01 Dec ‘Things are good’: Experts express optimism about Madison’s economy
Interest rates are up, home prices are up, and inflation remains stubbornly high, despite the Federal Reserve’s efforts.
But according to the handful of industry leaders who took the stage at “State of the Sectors,” an annual panel on economic trends hosted by the Greater Madison Chamber of Commerce on Wednesday, Madison’s economic prospects aren’t dismal at all.
Jessica Martin Eckerly, co-founder and CEO of coworking laboratory Forward BIOLABS, said many of the startup leaders who rent space at her facility tell her that while venture capital might have dried up in some industries or regions, it’s still flowing in theirs.

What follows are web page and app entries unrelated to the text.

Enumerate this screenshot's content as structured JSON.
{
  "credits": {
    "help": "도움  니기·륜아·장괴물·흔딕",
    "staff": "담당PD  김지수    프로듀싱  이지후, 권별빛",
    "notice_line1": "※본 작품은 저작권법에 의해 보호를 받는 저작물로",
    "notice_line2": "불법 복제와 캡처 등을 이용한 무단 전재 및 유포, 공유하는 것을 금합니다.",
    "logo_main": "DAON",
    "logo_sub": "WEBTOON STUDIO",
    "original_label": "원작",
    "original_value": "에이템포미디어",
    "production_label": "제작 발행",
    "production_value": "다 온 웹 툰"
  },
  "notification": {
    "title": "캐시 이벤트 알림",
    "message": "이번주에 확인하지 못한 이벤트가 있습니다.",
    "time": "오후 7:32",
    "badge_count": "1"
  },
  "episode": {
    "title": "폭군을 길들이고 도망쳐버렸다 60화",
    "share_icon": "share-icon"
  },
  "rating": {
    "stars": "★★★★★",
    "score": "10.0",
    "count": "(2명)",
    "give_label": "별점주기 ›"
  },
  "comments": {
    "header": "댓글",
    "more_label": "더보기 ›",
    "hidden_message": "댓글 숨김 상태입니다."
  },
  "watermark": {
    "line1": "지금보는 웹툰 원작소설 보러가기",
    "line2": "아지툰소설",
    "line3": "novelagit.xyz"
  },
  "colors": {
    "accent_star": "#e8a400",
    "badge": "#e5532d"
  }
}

“There are industries that are still being well funded,” said Eckerly, whose 10,000-square-foot nonprofit facility at University Research Park houses startups in a variety of science sectors. “Nationally, there might be headlines, but things are good.”
Also promising, she said, is the fact that more companies are moving to or staying in Madison. She pointed to lab-grown seafood startup Cultured Decadence, which got its start at Forward BIOLABS. In January, it was acquired by California-based “cultivated meat” company UPSIDE Foods, but it hasn’t left Madison.

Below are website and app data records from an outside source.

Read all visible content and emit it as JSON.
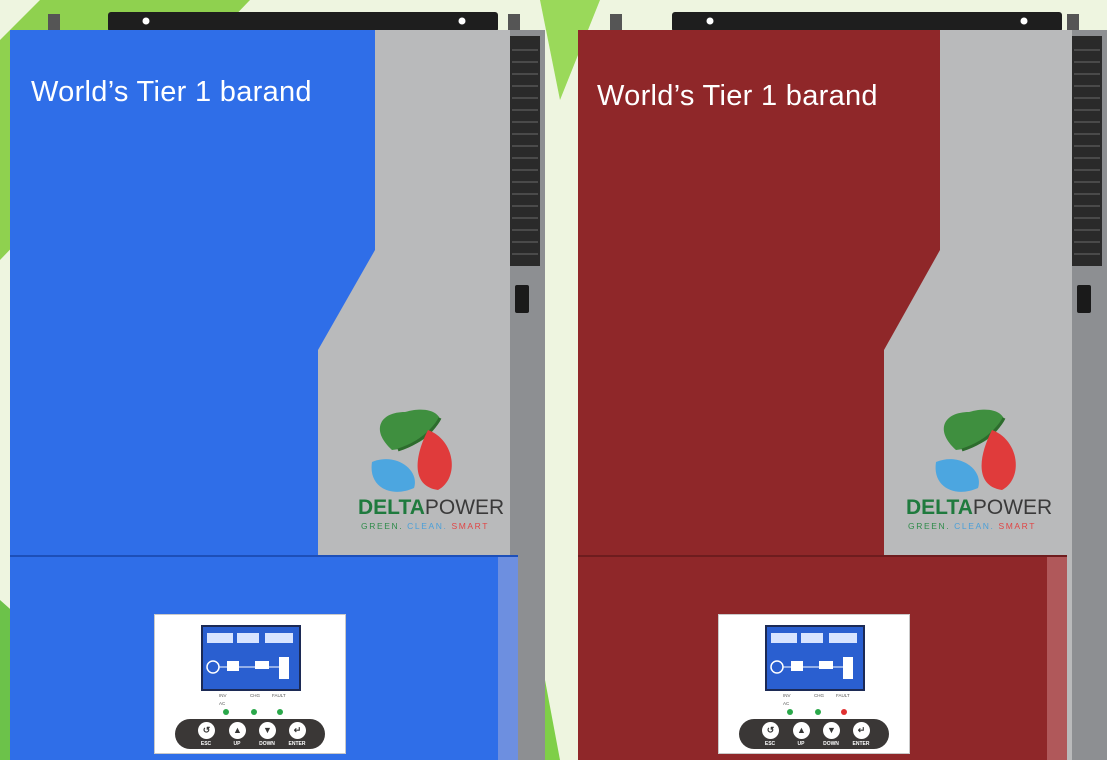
{
  "tagline": "World’s Tier 1 barand",
  "brand": {
    "part1": "DELTA",
    "part2": "POWER"
  },
  "slogan": {
    "green": "GREEN.",
    "clean": "CLEAN.",
    "smart": "SMART"
  },
  "indicators": {
    "inv": "INV",
    "ac": "AC",
    "chg": "CHG",
    "fault": "FAULT"
  },
  "buttons": {
    "esc": "ESC",
    "up": "UP",
    "down": "DOWN",
    "enter": "ENTER"
  },
  "units": [
    {
      "name": "blue",
      "color": "#2f6ee8"
    },
    {
      "name": "red",
      "color": "#8f2729"
    }
  ]
}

“All signs are still positive for companies here … Companies that once might have thought to build elsewhere, they’re now building here,” Eckerly said, pointing to Fujifilm, which earlier this week announced a 140,000-square-foot expansion in Madison as one example.
The entrepreneurial ecosystem might not be perfect, but it’s improving, she said. “I think for every challenge, there are people and entities working on solutions to those problems in ways that we didn’t see 10 years ago.”

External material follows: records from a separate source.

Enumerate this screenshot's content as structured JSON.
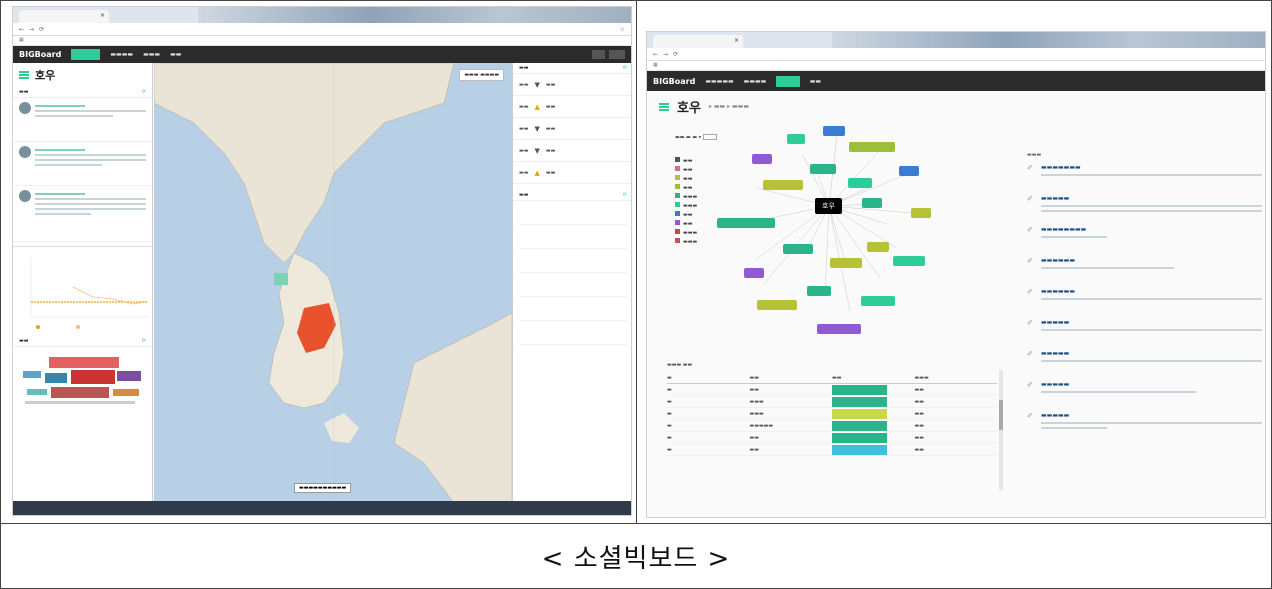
{
  "caption": "< 소셜빅보드 >",
  "left": {
    "app_logo": "BIGBoard",
    "menu_title": "호우"
  },
  "right": {
    "app_logo": "BIGBoard",
    "menu_title": "호우",
    "center_tag": "호우"
  },
  "colors": {
    "accent": "#2ecc99",
    "nav_bg": "#2b2b2b",
    "region_highlight": "#e8532e"
  }
}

Among the challenges on Juan Gomez’ mind are rising interest rates, a sharp reversal from the “near 0%” rates seen early in the pandemic. Gomez, vice president of lending and investments at Madison Development Corporation, said the task now is to “normalize” those rates, helping customers get used to this new reality.
“We were in an environment that was subsidized, essentially,” Gomez said. “Obviously, there is more demand for capital than there is capital, where in the last couple of years … there seemed to be more capital than there was demand for it.”
Asked about a possible “silver lining” to those higher rates, Gomez said they would, theoretically, bring down prices.